Melody drained from the muse
VLADIMIR Nabokov, who throughout his career cultivated his reputation as the most famous literary exile since Ovid, was recognised in his lifetime not only for his novels but also for his authority on Russian cultural matters. He gave packed lectures extolling Tolstoy and annihilating Dostoevsky, and published dozens of translations of Russian verse.
This new collection contains translations of lyric and narrative poetry from just after his arrival in the US in 1940, when he was most in need of money, through his years of teaching Russian and European literature at Wellesley and Cornell, to his last years in Montreux, where he settled with his family in 1961 after the unexpectedly great success of Lolita .
Nearly 20 poets are represented, including all the significant poets who made up the first great period of Russian verse in the 19th century — Alexander Pushkin, Mikhail Lermontov, Fyodor Tyutchev, Afanasy Fet — reaching back to the mid-18th century polymath Mikhail Lomonosov, the ‘‘ godfather of the iambic tetrameter’’, and forward to the Soviet-era Georgian bard Bulat Okudzhava, who died in Paris in 1997.
A famous scholar of Slavic literature once deplored the fashion for translations that retained the meter and the rhyme of the original at the expense of complete semantic fidelity. ‘‘ As a result,’’ he wrote, ‘‘ the canned music of rhymed versions is enthusiastically advertised, and accepted, and the sacrifice of textual precision applauded as something rather heroic.’’
These comments present a remarkable indictment of many of Nabokov’s translations in Verses and Versions , which is full of limply rhymed quatrains and baffling torsions of sense. Yet the scholar who wrote that article, in 1965, was Nabokov.
At a certain point during his career as a translator, Nabokov underwent a violent shift in sensibility: from formal translations in which the meter and the rhyme, but not the exact sense, of the original are preserved to literal translations based on word-for-word fidelity. Verses and Versions is in part the story of that shift.
Owing to the editorial choices, however, the book fails to illustrate vividly what was for Nabokov a momentous renunciation, one that put him at odds with much of the literary establishment and pegged him as an eccentric in the grip of a nostalgic obsession. It set off a bitter and remarkably enduring literary feud between Nabokov and the man who was arguably his closest literary companion.
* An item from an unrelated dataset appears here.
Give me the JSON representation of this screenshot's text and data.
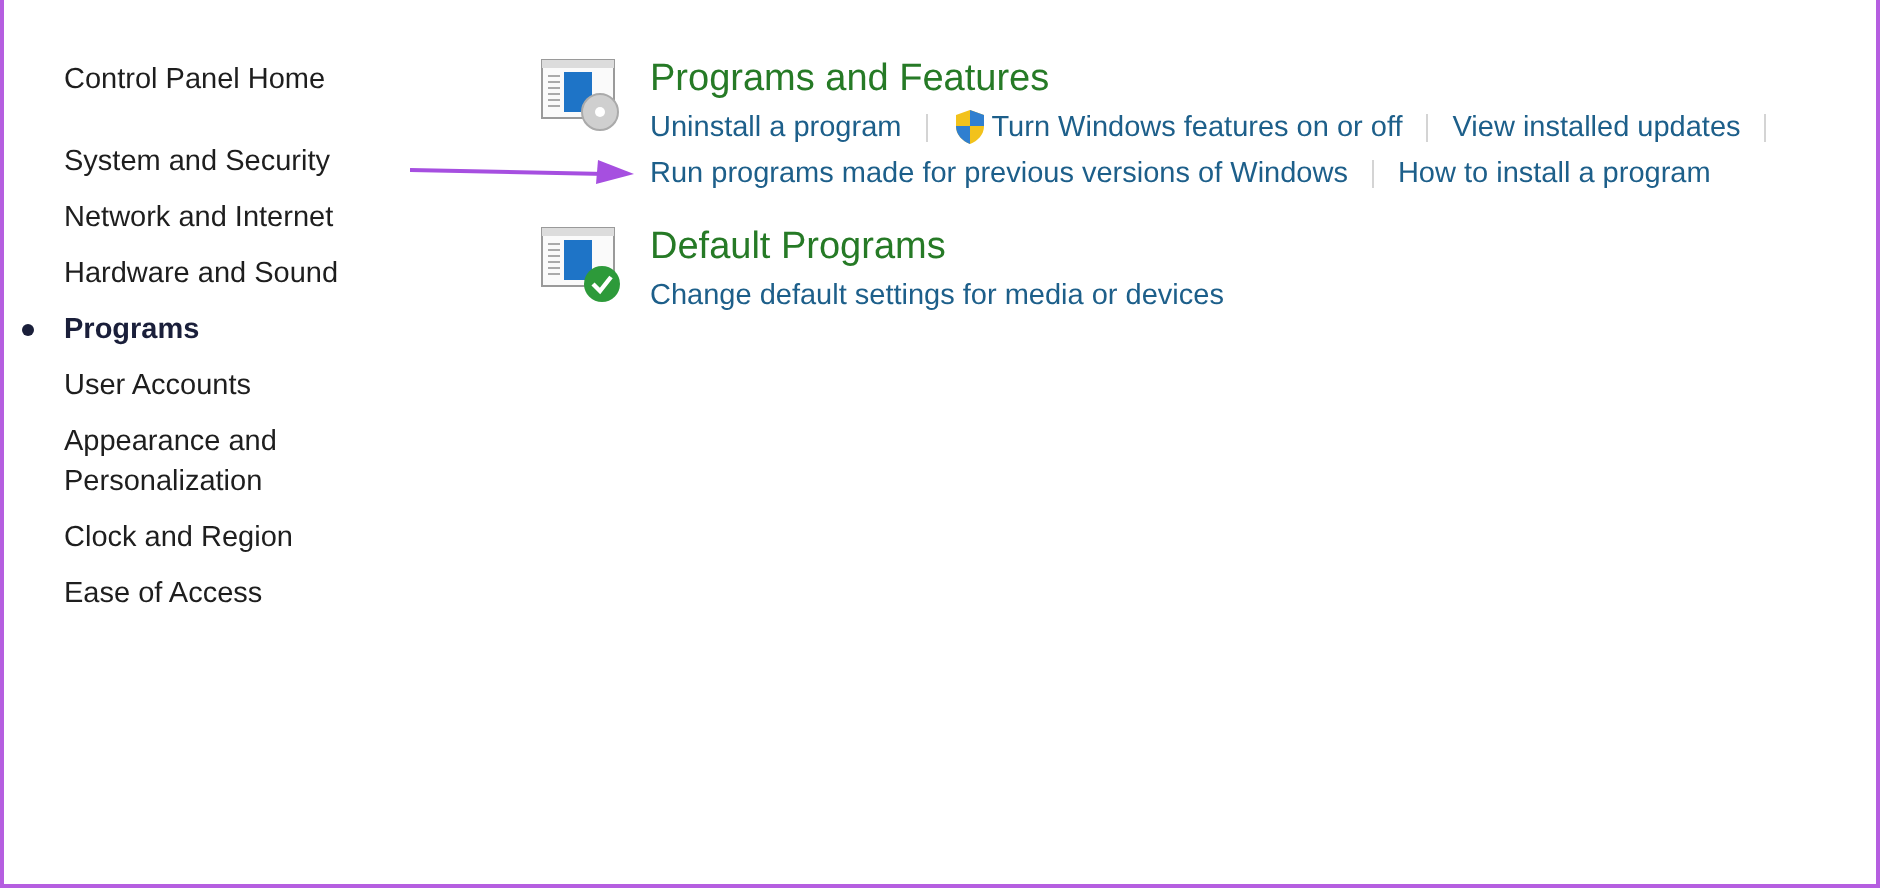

Nabokov’s translations can be divided roughly into two groups: formal translations up to about 1950 and literal translations after 1950. The shift took place while Nabokov was in the process of translating Pushkin’s Eugene Onegin , the verse novel considered the greatest poetic accomplishment in the Russian language.
Nabokov, fed up with misleading and inelegant versions of the book, began translating Onegin as early as 1945.
In the next two decades, during which he published, among other works, Lolita and Pnin , Nabokov worked intermittently on a scrupulously word-for-word version. He finally published it in 1964, accompanied by a second volume containing 500 pages of extensive notes on everything from the dishes consumed by Pushkin’s characters to the dance steps and the exact locations of their strolls ( which, Nabokov is careful to note, were some of his own favourite spots as a child). I CAN imagine three sets of readers for Verses and Versions : people interested in Nabokov, people interested in Russian literature and — these may be hit the hardest — people interested in poetry. The first group, presumably coming to the book because of their admiration for Nabokov’s prose, will be dismayed to encounter pages of dull constructions and lacklustre diction. Nabokov’s novels, enjoyed for their linguistic virtuosity, induce at their best the sensation of being taken in by the work of a rare illusionist.
Verses and Versions , by contrast, produces the discomfiting feeling of watching a Houdini